**WORK INSTRUCTIONS**
Type out the listing again, exactly, with every line included.

**SOURCE RECORDS**
>>>>
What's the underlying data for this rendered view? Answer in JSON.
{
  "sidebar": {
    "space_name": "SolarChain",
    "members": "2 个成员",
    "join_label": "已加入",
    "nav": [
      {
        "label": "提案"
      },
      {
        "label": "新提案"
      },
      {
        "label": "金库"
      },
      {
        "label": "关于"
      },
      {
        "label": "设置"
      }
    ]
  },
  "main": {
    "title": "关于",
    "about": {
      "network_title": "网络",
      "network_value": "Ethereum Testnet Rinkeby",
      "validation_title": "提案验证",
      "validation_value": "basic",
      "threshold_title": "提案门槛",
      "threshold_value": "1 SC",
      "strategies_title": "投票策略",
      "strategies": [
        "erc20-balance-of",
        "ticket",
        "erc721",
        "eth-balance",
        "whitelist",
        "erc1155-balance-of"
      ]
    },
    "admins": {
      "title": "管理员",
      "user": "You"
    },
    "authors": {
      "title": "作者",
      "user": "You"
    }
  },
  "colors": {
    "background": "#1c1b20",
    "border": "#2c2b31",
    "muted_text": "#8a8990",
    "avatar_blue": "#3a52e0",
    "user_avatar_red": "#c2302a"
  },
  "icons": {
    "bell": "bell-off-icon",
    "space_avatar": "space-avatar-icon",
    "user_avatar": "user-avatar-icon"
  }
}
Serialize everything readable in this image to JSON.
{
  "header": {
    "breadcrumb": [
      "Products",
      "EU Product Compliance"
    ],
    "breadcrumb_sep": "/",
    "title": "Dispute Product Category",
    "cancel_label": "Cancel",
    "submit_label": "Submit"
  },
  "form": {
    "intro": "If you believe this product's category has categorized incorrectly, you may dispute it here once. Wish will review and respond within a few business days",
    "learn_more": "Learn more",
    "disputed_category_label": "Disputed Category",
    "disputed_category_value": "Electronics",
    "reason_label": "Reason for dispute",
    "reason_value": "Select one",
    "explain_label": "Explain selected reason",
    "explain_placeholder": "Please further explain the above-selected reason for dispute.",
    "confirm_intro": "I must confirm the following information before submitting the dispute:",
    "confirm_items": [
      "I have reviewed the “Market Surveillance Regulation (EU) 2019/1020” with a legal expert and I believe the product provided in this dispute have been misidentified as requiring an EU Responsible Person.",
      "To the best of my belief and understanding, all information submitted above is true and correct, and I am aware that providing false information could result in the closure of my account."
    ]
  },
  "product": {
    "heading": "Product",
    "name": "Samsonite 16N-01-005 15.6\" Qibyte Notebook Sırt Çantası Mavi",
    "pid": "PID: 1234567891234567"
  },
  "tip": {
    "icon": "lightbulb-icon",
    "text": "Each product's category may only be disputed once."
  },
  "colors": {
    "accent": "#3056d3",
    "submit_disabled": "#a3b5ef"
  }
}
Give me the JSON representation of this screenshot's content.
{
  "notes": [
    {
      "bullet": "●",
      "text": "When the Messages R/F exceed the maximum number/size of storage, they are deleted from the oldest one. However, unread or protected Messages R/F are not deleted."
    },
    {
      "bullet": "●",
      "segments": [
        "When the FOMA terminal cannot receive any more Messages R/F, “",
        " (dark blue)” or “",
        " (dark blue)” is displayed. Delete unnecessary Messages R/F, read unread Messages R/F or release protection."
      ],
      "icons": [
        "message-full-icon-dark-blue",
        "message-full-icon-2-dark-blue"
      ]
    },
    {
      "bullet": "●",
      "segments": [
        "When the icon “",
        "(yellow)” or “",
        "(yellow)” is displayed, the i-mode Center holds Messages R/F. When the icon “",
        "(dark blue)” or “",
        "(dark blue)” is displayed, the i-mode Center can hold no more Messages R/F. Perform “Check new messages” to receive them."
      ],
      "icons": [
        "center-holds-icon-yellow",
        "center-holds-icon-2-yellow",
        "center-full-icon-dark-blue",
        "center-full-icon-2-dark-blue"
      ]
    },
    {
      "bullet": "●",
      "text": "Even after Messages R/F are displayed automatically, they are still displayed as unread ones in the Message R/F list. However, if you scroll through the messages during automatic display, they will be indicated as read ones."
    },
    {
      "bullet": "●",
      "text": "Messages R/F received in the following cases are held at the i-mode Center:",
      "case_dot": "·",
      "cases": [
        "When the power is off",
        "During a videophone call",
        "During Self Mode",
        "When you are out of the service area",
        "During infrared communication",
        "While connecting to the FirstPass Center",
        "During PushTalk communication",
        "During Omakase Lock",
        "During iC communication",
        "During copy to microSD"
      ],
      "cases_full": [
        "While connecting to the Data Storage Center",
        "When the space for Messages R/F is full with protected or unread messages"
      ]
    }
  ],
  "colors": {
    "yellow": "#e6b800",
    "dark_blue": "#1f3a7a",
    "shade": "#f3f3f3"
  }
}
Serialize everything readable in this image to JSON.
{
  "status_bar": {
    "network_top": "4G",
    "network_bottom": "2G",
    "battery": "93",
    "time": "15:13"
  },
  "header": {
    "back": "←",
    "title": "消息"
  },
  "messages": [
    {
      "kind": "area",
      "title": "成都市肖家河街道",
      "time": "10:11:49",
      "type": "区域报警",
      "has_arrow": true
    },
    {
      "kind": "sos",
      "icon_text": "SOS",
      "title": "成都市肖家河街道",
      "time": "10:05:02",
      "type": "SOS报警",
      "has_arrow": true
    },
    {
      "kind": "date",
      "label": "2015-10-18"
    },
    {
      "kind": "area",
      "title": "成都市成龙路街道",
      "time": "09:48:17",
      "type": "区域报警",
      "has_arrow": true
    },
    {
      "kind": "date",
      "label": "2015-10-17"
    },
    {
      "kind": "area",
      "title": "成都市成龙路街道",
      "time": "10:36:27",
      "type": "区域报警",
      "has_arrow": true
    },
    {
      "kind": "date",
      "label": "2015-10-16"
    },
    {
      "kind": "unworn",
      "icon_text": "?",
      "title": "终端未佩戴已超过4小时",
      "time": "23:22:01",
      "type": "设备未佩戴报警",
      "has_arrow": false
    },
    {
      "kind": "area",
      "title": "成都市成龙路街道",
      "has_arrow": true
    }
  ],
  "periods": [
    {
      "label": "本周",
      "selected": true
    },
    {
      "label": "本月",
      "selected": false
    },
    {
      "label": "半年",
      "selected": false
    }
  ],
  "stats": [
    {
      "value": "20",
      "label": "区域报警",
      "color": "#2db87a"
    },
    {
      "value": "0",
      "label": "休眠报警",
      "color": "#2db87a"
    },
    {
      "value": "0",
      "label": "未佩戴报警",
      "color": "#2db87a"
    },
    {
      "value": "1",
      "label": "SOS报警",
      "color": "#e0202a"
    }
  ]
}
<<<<
**RESPONSE TO THIS EXERCISE**
What's the underlying data for this rendered view? Answer in JSON.
{
  "sidebar": {
    "space_name": "SolarChain",
    "members": "2 个成员",
    "join_label": "已加入",
    "nav": [
      {
        "label": "提案"
      },
      {
        "label": "新提案"
      },
      {
        "label": "金库"
      },
      {
        "label": "关于"
      },
      {
        "label": "设置"
      }
    ]
  },
  "main": {
    "title": "关于",
    "about": {
      "network_title": "网络",
      "network_value": "Ethereum Testnet Rinkeby",
      "validation_title": "提案验证",
      "validation_value": "basic",
      "threshold_title": "提案门槛",
      "threshold_value": "1 SC",
      "strategies_title": "投票策略",
      "strategies": [
        "erc20-balance-of",
        "ticket",
        "erc721",
        "eth-balance",
        "whitelist",
        "erc1155-balance-of"
      ]
    },
    "admins": {
      "title": "管理员",
      "user": "You"
    },
    "authors": {
      "title": "作者",
      "user": "You"
    }
  },
  "colors": {
    "background": "#1c1b20",
    "border": "#2c2b31",
    "muted_text": "#8a8990",
    "avatar_blue": "#3a52e0",
    "user_avatar_red": "#c2302a"
  },
  "icons": {
    "bell": "bell-off-icon",
    "space_avatar": "space-avatar-icon",
    "user_avatar": "user-avatar-icon"
  }
}
Serialize everything readable in this image to JSON.
{
  "header": {
    "breadcrumb": [
      "Products",
      "EU Product Compliance"
    ],
    "breadcrumb_sep": "/",
    "title": "Dispute Product Category",
    "cancel_label": "Cancel",
    "submit_label": "Submit"
  },
  "form": {
    "intro": "If you believe this product's category has categorized incorrectly, you may dispute it here once. Wish will review and respond within a few business days",
    "learn_more": "Learn more",
    "disputed_category_label": "Disputed Category",
    "disputed_category_value": "Electronics",
    "reason_label": "Reason for dispute",
    "reason_value": "Select one",
    "explain_label": "Explain selected reason",
    "explain_placeholder": "Please further explain the above-selected reason for dispute.",
    "confirm_intro": "I must confirm the following information before submitting the dispute:",
    "confirm_items": [
      "I have reviewed the “Market Surveillance Regulation (EU) 2019/1020” with a legal expert and I believe the product provided in this dispute have been misidentified as requiring an EU Responsible Person.",
      "To the best of my belief and understanding, all information submitted above is true and correct, and I am aware that providing false information could result in the closure of my account."
    ]
  },
  "product": {
    "heading": "Product",
    "name": "Samsonite 16N-01-005 15.6\" Qibyte Notebook Sırt Çantası Mavi",
    "pid": "PID: 1234567891234567"
  },
  "tip": {
    "icon": "lightbulb-icon",
    "text": "Each product's category may only be disputed once."
  },
  "colors": {
    "accent": "#3056d3",
    "submit_disabled": "#a3b5ef"
  }
}
Give me the JSON representation of this screenshot's content.
{
  "notes": [
    {
      "bullet": "●",
      "text": "When the Messages R/F exceed the maximum number/size of storage, they are deleted from the oldest one. However, unread or protected Messages R/F are not deleted."
    },
    {
      "bullet": "●",
      "segments": [
        "When the FOMA terminal cannot receive any more Messages R/F, “",
        " (dark blue)” or “",
        " (dark blue)” is displayed. Delete unnecessary Messages R/F, read unread Messages R/F or release protection."
      ],
      "icons": [
        "message-full-icon-dark-blue",
        "message-full-icon-2-dark-blue"
      ]
    },
    {
      "bullet": "●",
      "segments": [
        "When the icon “",
        "(yellow)” or “",
        "(yellow)” is displayed, the i-mode Center holds Messages R/F. When the icon “",
        "(dark blue)” or “",
        "(dark blue)” is displayed, the i-mode Center can hold no more Messages R/F. Perform “Check new messages” to receive them."
      ],
      "icons": [
        "center-holds-icon-yellow",
        "center-holds-icon-2-yellow",
        "center-full-icon-dark-blue",
        "center-full-icon-2-dark-blue"
      ]
    },
    {
      "bullet": "●",
      "text": "Even after Messages R/F are displayed automatically, they are still displayed as unread ones in the Message R/F list. However, if you scroll through the messages during automatic display, they will be indicated as read ones."
    },
    {
      "bullet": "●",
      "text": "Messages R/F received in the following cases are held at the i-mode Center:",
      "case_dot": "·",
      "cases": [
        "When the power is off",
        "During a videophone call",
        "During Self Mode",
        "When you are out of the service area",
        "During infrared communication",
        "While connecting to the FirstPass Center",
        "During PushTalk communication",
        "During Omakase Lock",
        "During iC communication",
        "During copy to microSD"
      ],
      "cases_full": [
        "While connecting to the Data Storage Center",
        "When the space for Messages R/F is full with protected or unread messages"
      ]
    }
  ],
  "colors": {
    "yellow": "#e6b800",
    "dark_blue": "#1f3a7a",
    "shade": "#f3f3f3"
  }
}
Serialize everything readable in this image to JSON.
{
  "status_bar": {
    "network_top": "4G",
    "network_bottom": "2G",
    "battery": "93",
    "time": "15:13"
  },
  "header": {
    "back": "←",
    "title": "消息"
  },
  "messages": [
    {
      "kind": "area",
      "title": "成都市肖家河街道",
      "time": "10:11:49",
      "type": "区域报警",
      "has_arrow": true
    },
    {
      "kind": "sos",
      "icon_text": "SOS",
      "title": "成都市肖家河街道",
      "time": "10:05:02",
      "type": "SOS报警",
      "has_arrow": true
    },
    {
      "kind": "date",
      "label": "2015-10-18"
    },
    {
      "kind": "area",
      "title": "成都市成龙路街道",
      "time": "09:48:17",
      "type": "区域报警",
      "has_arrow": true
    },
    {
      "kind": "date",
      "label": "2015-10-17"
    },
    {
      "kind": "area",
      "title": "成都市成龙路街道",
      "time": "10:36:27",
      "type": "区域报警",
      "has_arrow": true
    },
    {
      "kind": "date",
      "label": "2015-10-16"
    },
    {
      "kind": "unworn",
      "icon_text": "?",
      "title": "终端未佩戴已超过4小时",
      "time": "23:22:01",
      "type": "设备未佩戴报警",
      "has_arrow": false
    },
    {
      "kind": "area",
      "title": "成都市成龙路街道",
      "has_arrow": true
    }
  ],
  "periods": [
    {
      "label": "本周",
      "selected": true
    },
    {
      "label": "本月",
      "selected": false
    },
    {
      "label": "半年",
      "selected": false
    }
  ],
  "stats": [
    {
      "value": "20",
      "label": "区域报警",
      "color": "#2db87a"
    },
    {
      "value": "0",
      "label": "休眠报警",
      "color": "#2db87a"
    },
    {
      "value": "0",
      "label": "未佩戴报警",
      "color": "#2db87a"
    },
    {
      "value": "1",
      "label": "SOS报警",
      "color": "#e0202a"
    }
  ]
}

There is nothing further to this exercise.